The rawest critique comes from the aspiring young minister, sore with anguish amidst a sea of aphorisms: "This is too painful to be comical!" There’s the aging roué (Gunnar Björnstrand) with the virgin wife (Ulla Jacobsson), his son the budding parson (Björn Bjelfvenstam) distracted by the swirling ass of the maid (Harriet Andersson), the grand dame of theater (Eva Dahlbeck) whose return wreaks elegant havoc, the monocled militarist with pet dueling pistols (Jarl Kulle), the coolly ferocious countess (Margit Carlqvist). Love and all its "loathsome business" propel their roundelay as an impeccable choreography of vows broken, shuffled and reaffirmed, with characters circling like the stone dolls on the church tower overlooking them. (Because it is Ingmar Bergman winding the clock, a tiny Reaper skulks along with the chiming figurines.) "Sex is the young boy’s and the old man’s utmost toy," women meanwhile have male dignity to play with: Hoping to catch up with his former mistress, Björnstrand is not just speared by Dahlbeck’s ironic gaze, but also slips into a puddle, is attired in a clownish nightshirt, and finally chased away with his tail between his legs.
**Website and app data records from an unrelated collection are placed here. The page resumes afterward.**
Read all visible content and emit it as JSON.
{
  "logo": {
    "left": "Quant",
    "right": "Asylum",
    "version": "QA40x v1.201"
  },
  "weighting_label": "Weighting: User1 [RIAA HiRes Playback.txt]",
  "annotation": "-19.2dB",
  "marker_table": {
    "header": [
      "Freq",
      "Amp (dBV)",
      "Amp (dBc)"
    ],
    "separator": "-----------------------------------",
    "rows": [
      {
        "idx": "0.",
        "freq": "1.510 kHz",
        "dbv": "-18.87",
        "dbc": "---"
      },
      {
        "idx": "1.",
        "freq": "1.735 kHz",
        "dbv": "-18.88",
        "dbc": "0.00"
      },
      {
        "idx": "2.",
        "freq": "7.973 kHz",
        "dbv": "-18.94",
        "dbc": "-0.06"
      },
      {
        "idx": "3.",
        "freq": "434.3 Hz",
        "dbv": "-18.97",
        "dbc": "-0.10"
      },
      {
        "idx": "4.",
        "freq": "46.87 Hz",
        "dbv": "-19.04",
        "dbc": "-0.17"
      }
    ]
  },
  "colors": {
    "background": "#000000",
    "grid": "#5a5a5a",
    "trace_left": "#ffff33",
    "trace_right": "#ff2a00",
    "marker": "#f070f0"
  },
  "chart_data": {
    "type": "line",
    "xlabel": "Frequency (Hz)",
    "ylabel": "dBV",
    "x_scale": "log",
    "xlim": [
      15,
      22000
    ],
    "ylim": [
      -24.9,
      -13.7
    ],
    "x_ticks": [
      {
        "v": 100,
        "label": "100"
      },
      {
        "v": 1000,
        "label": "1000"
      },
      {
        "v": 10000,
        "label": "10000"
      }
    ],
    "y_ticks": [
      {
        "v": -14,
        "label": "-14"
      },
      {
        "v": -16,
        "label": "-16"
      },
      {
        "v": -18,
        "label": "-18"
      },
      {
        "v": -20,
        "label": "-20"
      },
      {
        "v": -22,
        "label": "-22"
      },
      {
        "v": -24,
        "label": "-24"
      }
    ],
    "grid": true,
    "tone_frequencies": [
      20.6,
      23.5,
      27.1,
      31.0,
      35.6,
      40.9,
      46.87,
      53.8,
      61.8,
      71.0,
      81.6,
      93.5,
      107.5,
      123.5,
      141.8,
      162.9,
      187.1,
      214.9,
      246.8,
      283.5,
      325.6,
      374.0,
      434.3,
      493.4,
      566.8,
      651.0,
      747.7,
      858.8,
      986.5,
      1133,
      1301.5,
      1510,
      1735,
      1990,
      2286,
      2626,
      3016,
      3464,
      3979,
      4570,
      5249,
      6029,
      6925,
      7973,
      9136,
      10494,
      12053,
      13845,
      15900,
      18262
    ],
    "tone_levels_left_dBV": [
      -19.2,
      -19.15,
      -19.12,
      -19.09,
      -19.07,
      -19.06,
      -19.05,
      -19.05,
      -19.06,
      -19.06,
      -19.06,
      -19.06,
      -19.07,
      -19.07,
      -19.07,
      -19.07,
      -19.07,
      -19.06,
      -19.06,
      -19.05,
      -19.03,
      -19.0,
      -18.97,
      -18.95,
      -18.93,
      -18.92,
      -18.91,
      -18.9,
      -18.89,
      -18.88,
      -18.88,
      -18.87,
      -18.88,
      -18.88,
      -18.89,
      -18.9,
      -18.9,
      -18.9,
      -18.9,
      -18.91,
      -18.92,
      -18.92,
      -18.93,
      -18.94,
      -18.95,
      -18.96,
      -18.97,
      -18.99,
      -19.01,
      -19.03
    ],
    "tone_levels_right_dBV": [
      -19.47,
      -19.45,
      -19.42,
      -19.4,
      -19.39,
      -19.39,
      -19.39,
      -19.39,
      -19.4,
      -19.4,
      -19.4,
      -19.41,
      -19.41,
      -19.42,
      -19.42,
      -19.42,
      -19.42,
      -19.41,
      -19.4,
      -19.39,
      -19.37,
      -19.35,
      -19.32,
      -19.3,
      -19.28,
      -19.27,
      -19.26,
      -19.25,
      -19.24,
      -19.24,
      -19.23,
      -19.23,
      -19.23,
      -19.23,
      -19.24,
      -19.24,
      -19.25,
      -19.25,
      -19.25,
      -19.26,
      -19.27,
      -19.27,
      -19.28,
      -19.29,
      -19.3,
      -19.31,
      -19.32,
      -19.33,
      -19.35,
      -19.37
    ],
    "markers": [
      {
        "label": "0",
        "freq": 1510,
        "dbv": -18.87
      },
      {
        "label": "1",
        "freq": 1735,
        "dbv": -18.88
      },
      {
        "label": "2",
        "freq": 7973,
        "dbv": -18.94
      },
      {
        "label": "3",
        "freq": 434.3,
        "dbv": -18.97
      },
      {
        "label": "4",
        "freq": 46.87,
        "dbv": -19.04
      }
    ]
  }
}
The peccadilloes converge at the diva’s country estate, where her ancient mother (Naima Wifstrand), something of a doddering good witch, lets everybody’s desires loose with a toast of magic potion. Despite the boudoir equipped with a mechanic cupid, Bergman insisted that he hadn’t seen La Règle du Jeu yet; the sad, cuckolded wolf who pulls the trigger only to end up with a face full of soot suggests that he'd seen some Ophüls or Lubitsch. Still, the rosiness of its Belle Époque setting scarcely dissipates the farce’s sardonic edge: This is playfulness built on illusions and humiliations straight out of Sawdust and Tinsel, a Bach sonata pretending to be a Mozart concerto, the perfume in the summer air might easily be arsenic. Contemplating romance as "both gift and punishment," Bergman comes up with his most ornate mise en scène and then proceeds to purposefully scrape it away with each of the astringent films that followed. Cinematography by Gunnar Fischer. With Åke Fridell, Jullan Kindahl, and Bibi Andersson. In black and white.
--- Fernando F. Croce